The strengths of our study include the large sample size, which facilitated the comparison between the four groups of children, as well as detailed information from 3 d dietary recall. An additional strength is the availability of biological data for this large sample of participants. Both dietary data and blood samples are generally difficult to obtain from children and adolescents.
One primary limitation of the present study is the cross-sectional design that disallows a sequence of temporality to be established for stunted overweight and dietary patterns or prevalent dyslipidaemia. For example, reverse causation may be present whereby stunted overweight children may have changed their dietary patterns in an attempt to control body weight or stimulate height development when assessed at the time of the 2002 CNNHS. Future prospective investigations are warranted to clarify the findings herein. Another limitation is that we had no documentation on infectious diseases, which may be related to both stunting and micronutrient deficiency. Safe food and drinking water, micronutrient supplementation and food fortification were other potential confounding factors that should be considered in future research.
Preventing both stunting and overweight simultaneously in the same population will be a remarkable public health challenge, as providing adequate food to prevent stunting may in turn enable an obesogenic environment(Reference Uauy and Kain31). Similarly challenging, obesity prevention programmes should not lose sight of efforts to combat malnourishment. In a concerted effort to promote optimal growth in all children, malnutrition and obesity prevention programmes should collaborate with each other in countries where under- and overnutrition coexist. Monitoring height-for-age and weight-for-height is necessary for both programmes to identify stunted overweight children(Reference Uauy and Kain31). Considering the long-term health burden of childhood stunting and overweight, the earlier and more effectively these conditions are treated, the greater the opportunity for recovery, or, at a minimum, the attenuation of future health consequences.

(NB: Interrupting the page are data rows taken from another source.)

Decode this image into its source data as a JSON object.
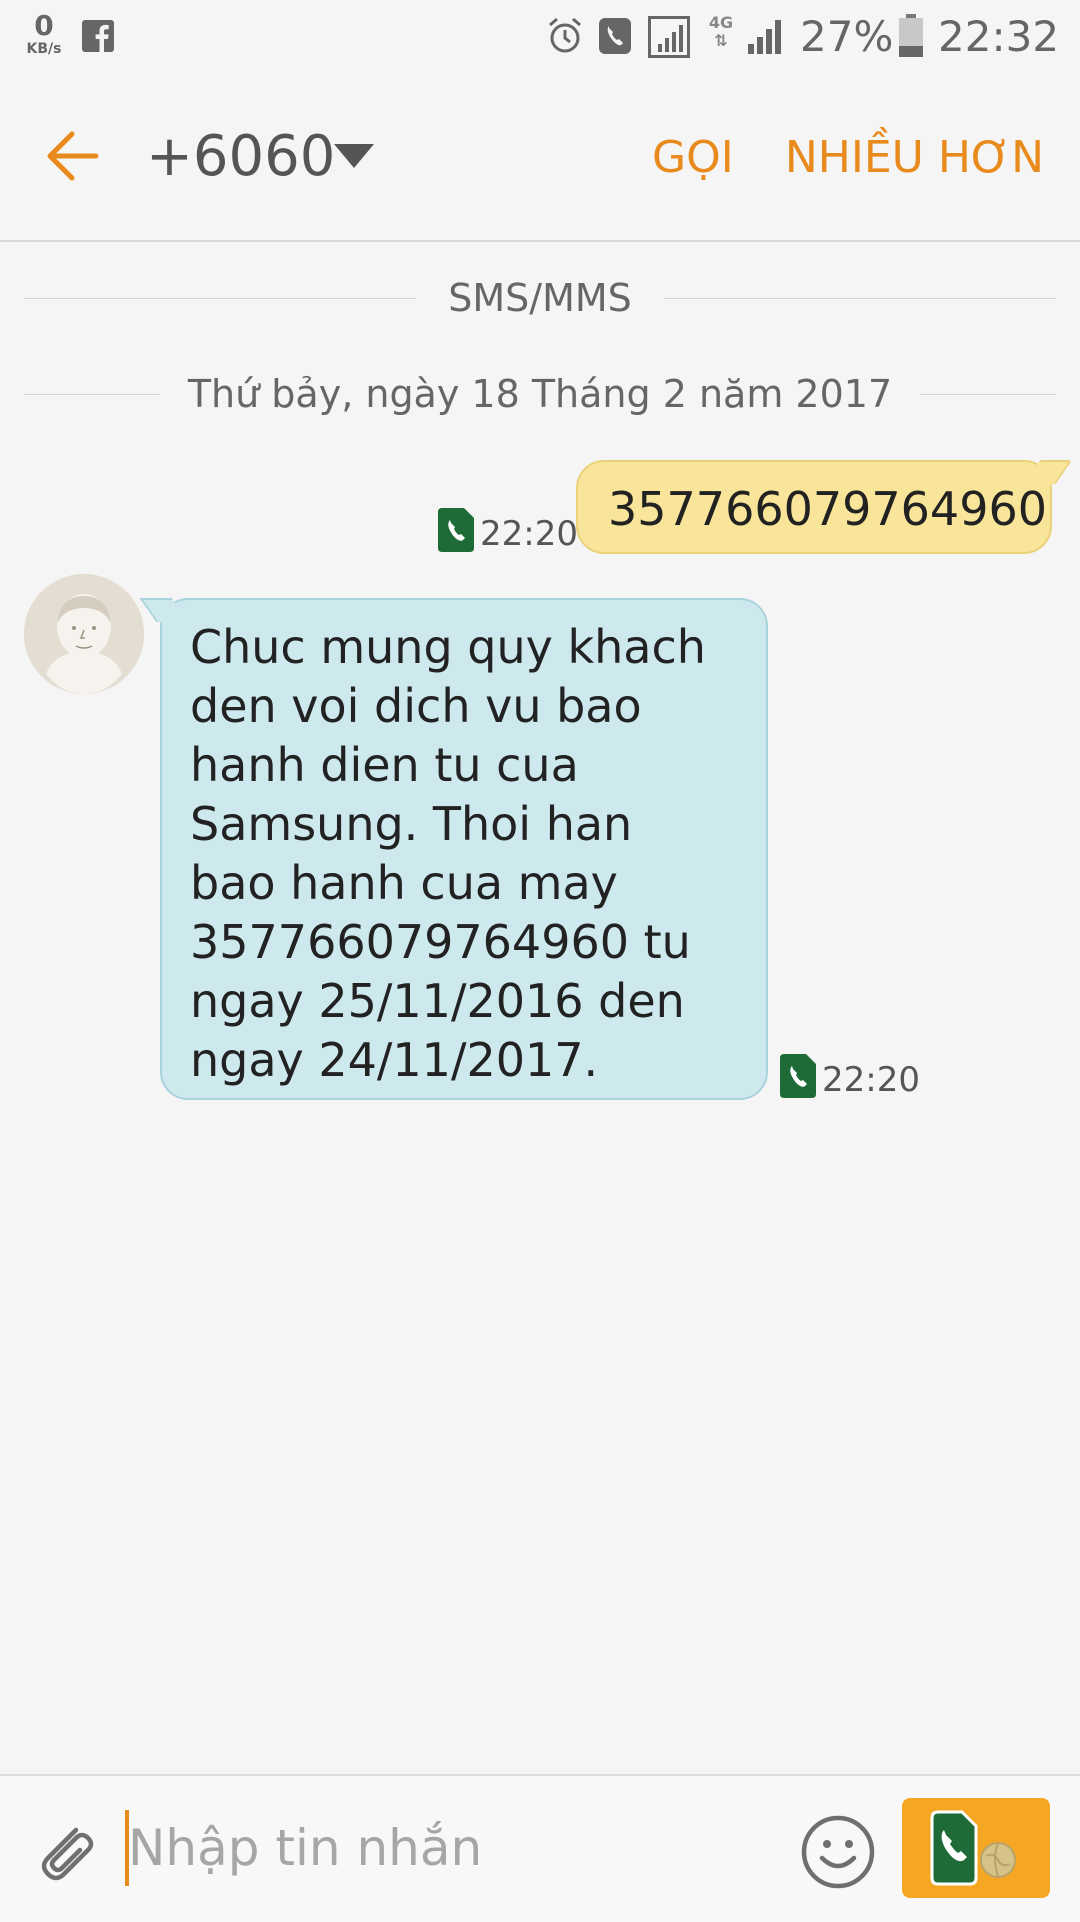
{
  "status_bar": {
    "net_speed_value": "0",
    "net_speed_unit": "KB/s",
    "network_type": "4G",
    "battery_percent": "27%",
    "time": "22:32",
    "icons": [
      "facebook-icon",
      "alarm-icon",
      "call-icon",
      "signal-sim1-icon",
      "4g-data-icon",
      "signal-sim2-icon",
      "battery-icon"
    ]
  },
  "header": {
    "contact": "+6060",
    "call_label": "GỌI",
    "more_label": "NHIỀU HƠN"
  },
  "conversation": {
    "channel_label": "SMS/MMS",
    "date_label": "Thứ bảy, ngày 18 Tháng 2 năm 2017",
    "messages": [
      {
        "direction": "sent",
        "text": "357766079764960",
        "time": "22:20"
      },
      {
        "direction": "received",
        "text": "Chuc mung quy khach\nden voi dich vu bao\nhanh dien tu cua\nSamsung. Thoi han\nbao hanh cua may\n357766079764960 tu\nngay 25/11/2016 den\nngay 24/11/2017.",
        "time": "22:20"
      }
    ]
  },
  "composer": {
    "placeholder": "Nhập tin nhắn",
    "value": ""
  },
  "colors": {
    "accent": "#e98a1d",
    "sent_bubble": "#f8e59a",
    "received_bubble": "#cde9ee",
    "send_button": "#f5a623",
    "sim_icon": "#1e6b37"
  }
}
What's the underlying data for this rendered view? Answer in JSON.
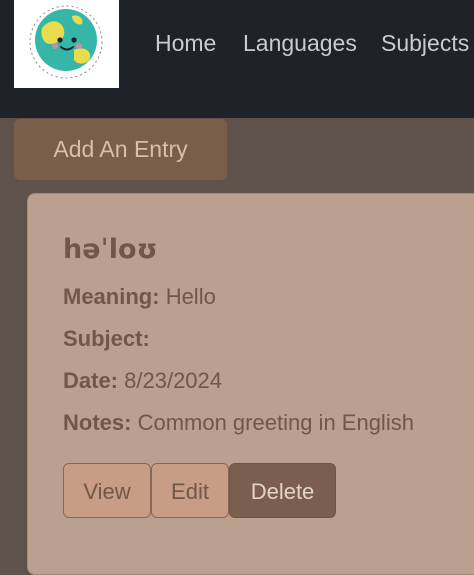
{
  "nav": {
    "logo_icon": "globe-logo-icon",
    "links": [
      "Home",
      "Languages",
      "Subjects"
    ]
  },
  "toolbar": {
    "add_label": "Add An Entry"
  },
  "entry": {
    "word": "həˈloʊ",
    "meaning_label": "Meaning:",
    "meaning_value": "Hello",
    "subject_label": "Subject:",
    "subject_value": "",
    "date_label": "Date:",
    "date_value": "8/23/2024",
    "notes_label": "Notes:",
    "notes_value": "Common greeting in English",
    "view_label": "View",
    "edit_label": "Edit",
    "delete_label": "Delete"
  },
  "colors": {
    "navbar": "#1f2229",
    "background": "#5f524a",
    "card": "#b9a08f",
    "accent_button": "#c89d85",
    "danger_button": "#7a5e4e"
  }
}
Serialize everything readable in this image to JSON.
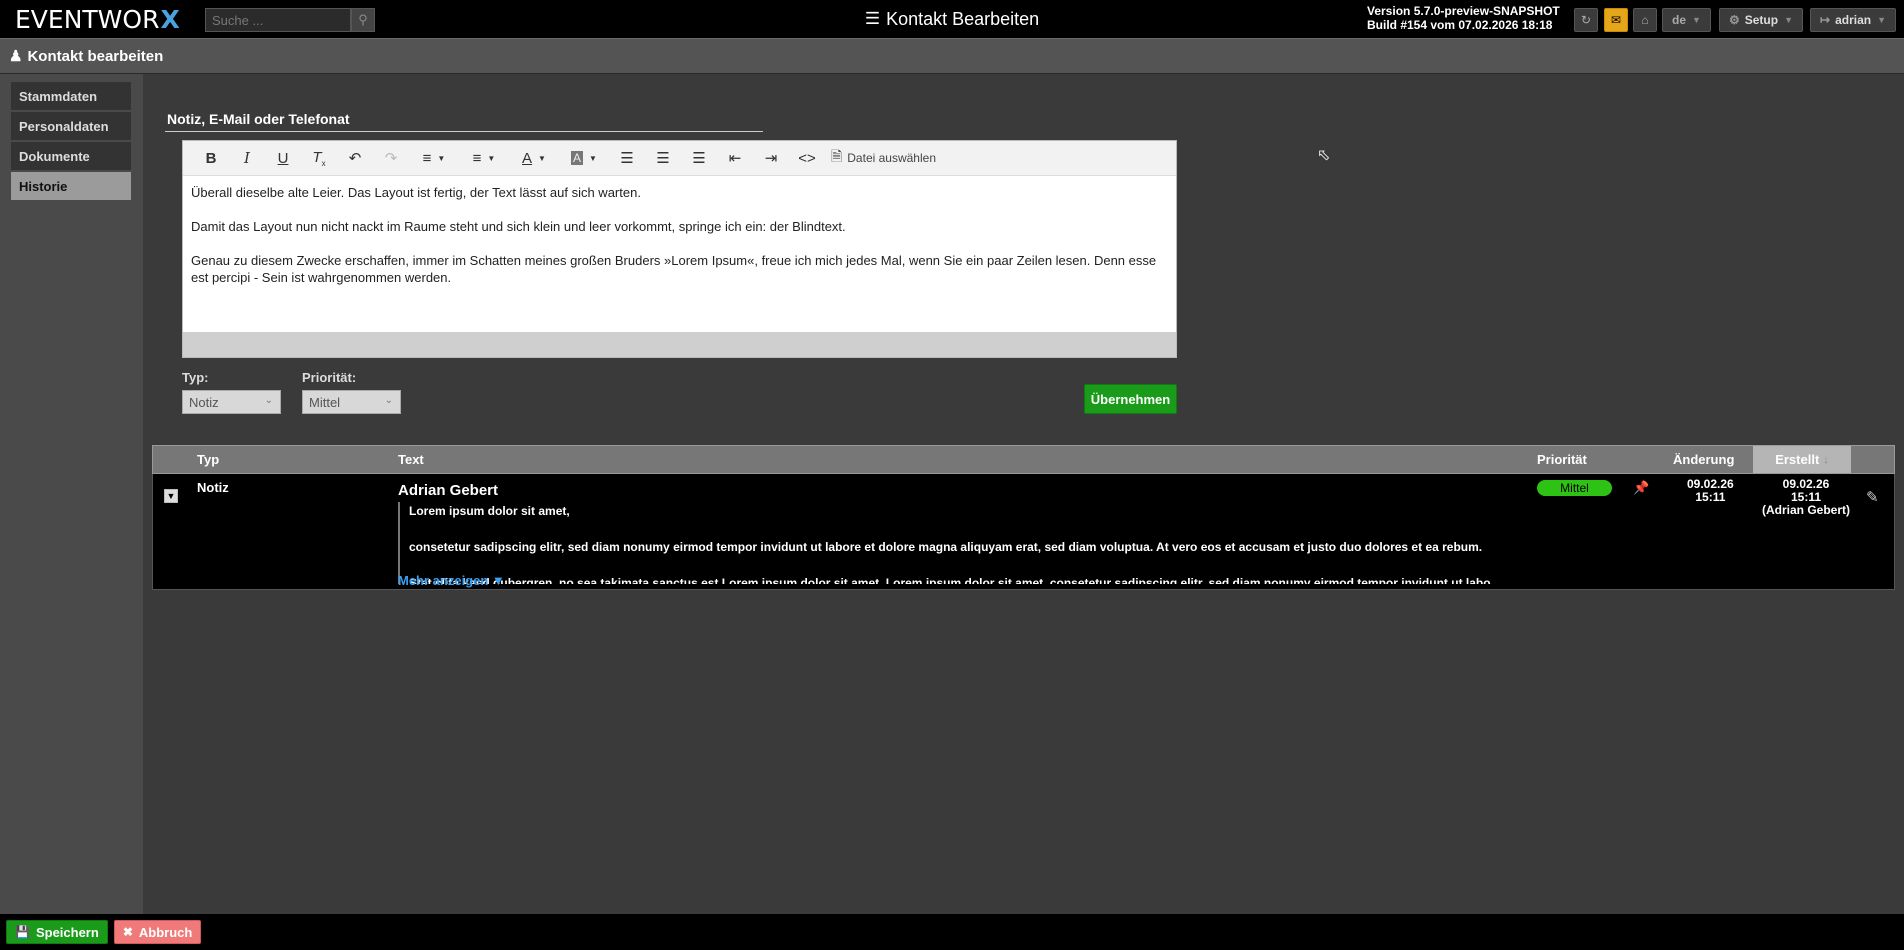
{
  "app": {
    "logo_text": "EVENTWOR",
    "logo_x": "X",
    "search_placeholder": "Suche ...",
    "page_title": "Kontakt Bearbeiten",
    "version_line1": "Version 5.7.0-preview-SNAPSHOT",
    "version_line2": "Build #154 vom 07.02.2026 18:18",
    "language": "de",
    "setup_label": "Setup",
    "user_label": "adrian"
  },
  "subheader": {
    "title": "Kontakt bearbeiten"
  },
  "sidebar": {
    "items": [
      {
        "label": "Stammdaten",
        "active": false
      },
      {
        "label": "Personaldaten",
        "active": false
      },
      {
        "label": "Dokumente",
        "active": false
      },
      {
        "label": "Historie",
        "active": true
      }
    ]
  },
  "form": {
    "section_title": "Notiz, E-Mail oder Telefonat",
    "file_button": "Datei auswählen",
    "editor_paragraphs": [
      "Überall dieselbe alte Leier. Das Layout ist fertig, der Text lässt auf sich warten.",
      "Damit das Layout nun nicht nackt im Raume steht und sich klein und leer vorkommt, springe ich ein: der Blindtext.",
      "Genau zu diesem Zwecke erschaffen, immer im Schatten meines großen Bruders »Lorem Ipsum«, freue ich mich jedes Mal, wenn Sie ein paar Zeilen lesen. Denn esse est percipi - Sein ist wahrgenommen werden."
    ],
    "type_label": "Typ:",
    "type_value": "Notiz",
    "priority_label": "Priorität:",
    "priority_value": "Mittel",
    "apply_button": "Übernehmen"
  },
  "table": {
    "headers": {
      "type": "Typ",
      "text": "Text",
      "priority": "Priorität",
      "changed": "Änderung",
      "created": "Erstellt"
    },
    "rows": [
      {
        "type": "Notiz",
        "author": "Adrian Gebert",
        "lines": [
          "Lorem ipsum dolor sit amet,",
          "consetetur sadipscing elitr, sed diam nonumy eirmod tempor invidunt ut labore et dolore magna aliquyam erat, sed diam voluptua. At vero eos et accusam et justo duo dolores et ea rebum.",
          "Stet clita kasd gubergren, no sea takimata sanctus est Lorem ipsum dolor sit amet. Lorem ipsum dolor sit amet, consetetur sadipscing elitr, sed diam nonumy eirmod tempor invidunt ut labo…"
        ],
        "more_link": "Mehr anzeigen ▼",
        "priority": "Mittel",
        "changed_date": "09.02.26",
        "changed_time": "15:11",
        "created_date": "09.02.26",
        "created_time": "15:11",
        "created_by": "(Adrian Gebert)"
      }
    ]
  },
  "footer": {
    "save_button": "Speichern",
    "cancel_button": "Abbruch"
  },
  "colors": {
    "accent_green": "#1a9b1a",
    "mail_orange": "#e6a619",
    "link_blue": "#3aa0f0",
    "cancel_red": "#f07a7a"
  }
}
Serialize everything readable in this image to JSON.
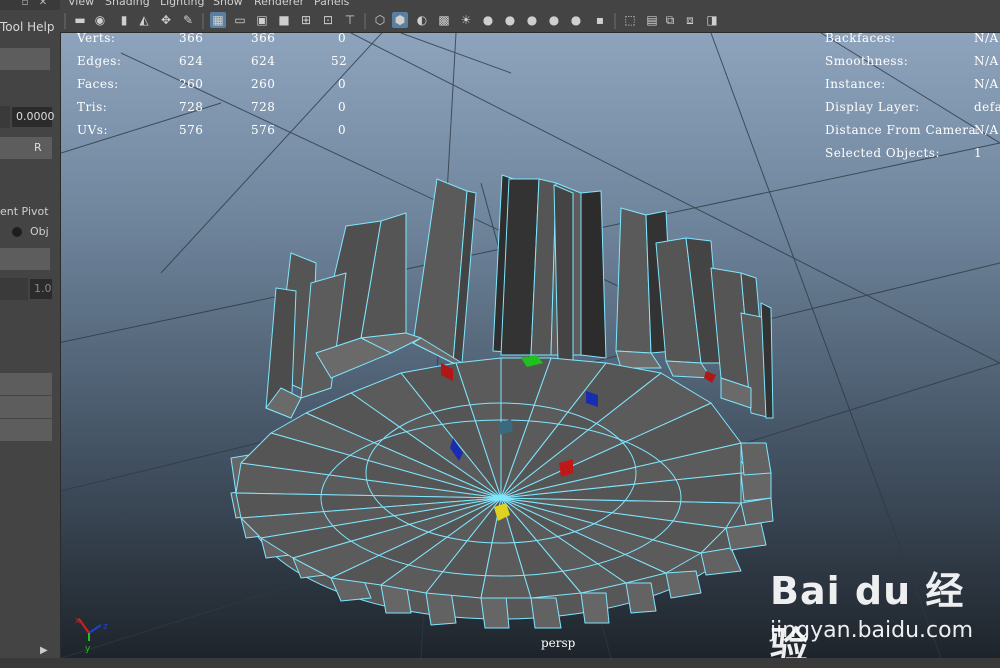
{
  "menu": [
    "View",
    "Shading",
    "Lighting",
    "Show",
    "Renderer",
    "Panels"
  ],
  "left_panel": {
    "title": "Tool Help",
    "field1_value": "0.0000",
    "button_label": "R",
    "pivot_label": "ent Pivot",
    "radio_label": "Obj",
    "field2_value": "1.0"
  },
  "hud_left": {
    "rows": [
      {
        "label": "Verts:",
        "v1": "366",
        "v2": "366",
        "v3": "0"
      },
      {
        "label": "Edges:",
        "v1": "624",
        "v2": "624",
        "v3": "52"
      },
      {
        "label": "Faces:",
        "v1": "260",
        "v2": "260",
        "v3": "0"
      },
      {
        "label": "Tris:",
        "v1": "728",
        "v2": "728",
        "v3": "0"
      },
      {
        "label": "UVs:",
        "v1": "576",
        "v2": "576",
        "v3": "0"
      }
    ]
  },
  "hud_right": {
    "rows": [
      {
        "label": "Backfaces:",
        "value": "N/A"
      },
      {
        "label": "Smoothness:",
        "value": "N/A"
      },
      {
        "label": "Instance:",
        "value": "N/A"
      },
      {
        "label": "Display Layer:",
        "value": "defa"
      },
      {
        "label": "Distance From Camera:",
        "value": "N/A"
      },
      {
        "label": "Selected Objects:",
        "value": "1"
      }
    ]
  },
  "camera_label": "persp",
  "axis": {
    "x": "x",
    "y": "y",
    "z": "z"
  },
  "watermark": {
    "brand": "Bai du 经验",
    "url": "jingyan.baidu.com"
  },
  "colors": {
    "wire": "#7fe6ff",
    "panel": "#444444",
    "selected_icon": "#5a7fa0"
  }
}
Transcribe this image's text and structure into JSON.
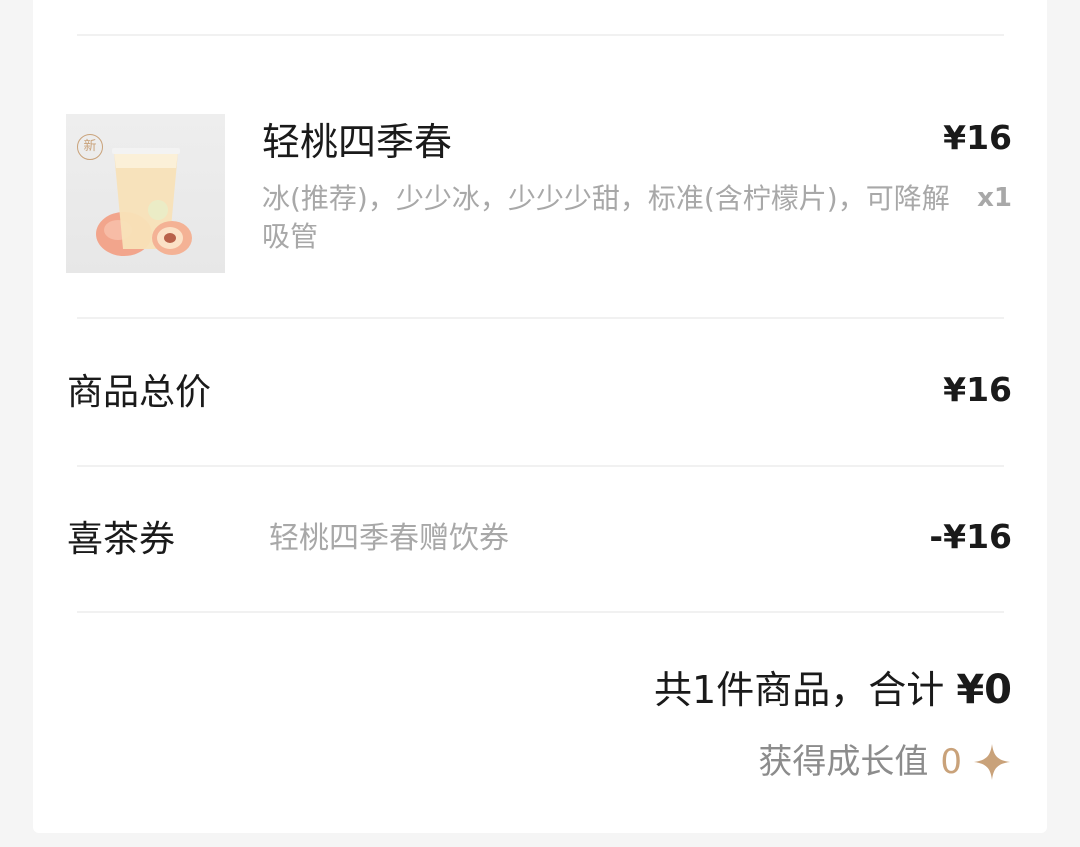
{
  "product": {
    "badge": "新",
    "name": "轻桃四季春",
    "price": "¥16",
    "spec": "冰(推荐)，少少冰，少少少甜，标准(含柠檬片)，可降解吸管",
    "quantity": "x1"
  },
  "subtotal": {
    "label": "商品总价",
    "value": "¥16"
  },
  "coupon": {
    "label": "喜茶券",
    "description": "轻桃四季春赠饮券",
    "value": "-¥16"
  },
  "summary": {
    "count_text": "共1件商品，合计",
    "total": "¥0"
  },
  "growth": {
    "label": "获得成长值",
    "value": "0",
    "icon": "sparkle-icon"
  },
  "colors": {
    "accent": "#c9a27a",
    "text_primary": "#1a1a1a",
    "text_secondary": "#a8a8a8",
    "divider": "#f1f1f1",
    "background": "#f5f5f5"
  }
}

The 2002 China National Nutrition and Health Survey was supported by the Ministry of Health and the Ministry of Science and Technology in China (Grant no. 2001DEA30035 and 2003DIA6N008). The authors declare that they have no conflict of interest. Y.L. was also a Takemi fellow in the Department of Global Health and Population at Harvard School of Public Health. All authors contributed to the discussion and interpretation of the data and to the writing of the manuscript. X.Y., C.C. and G.M. were the main investigators of the 2002 CNNHS. The analyses were performed primarily by Y.L. and N.M.W. The present study was initiated by C.C., and later conceptualized and supervised by F.B.H. The authors graciously thank all team members and participants from the thirty-one provinces. They appreciate the support of UNICEF, WHO, Unilever and the Danone Nutrition Institute, China.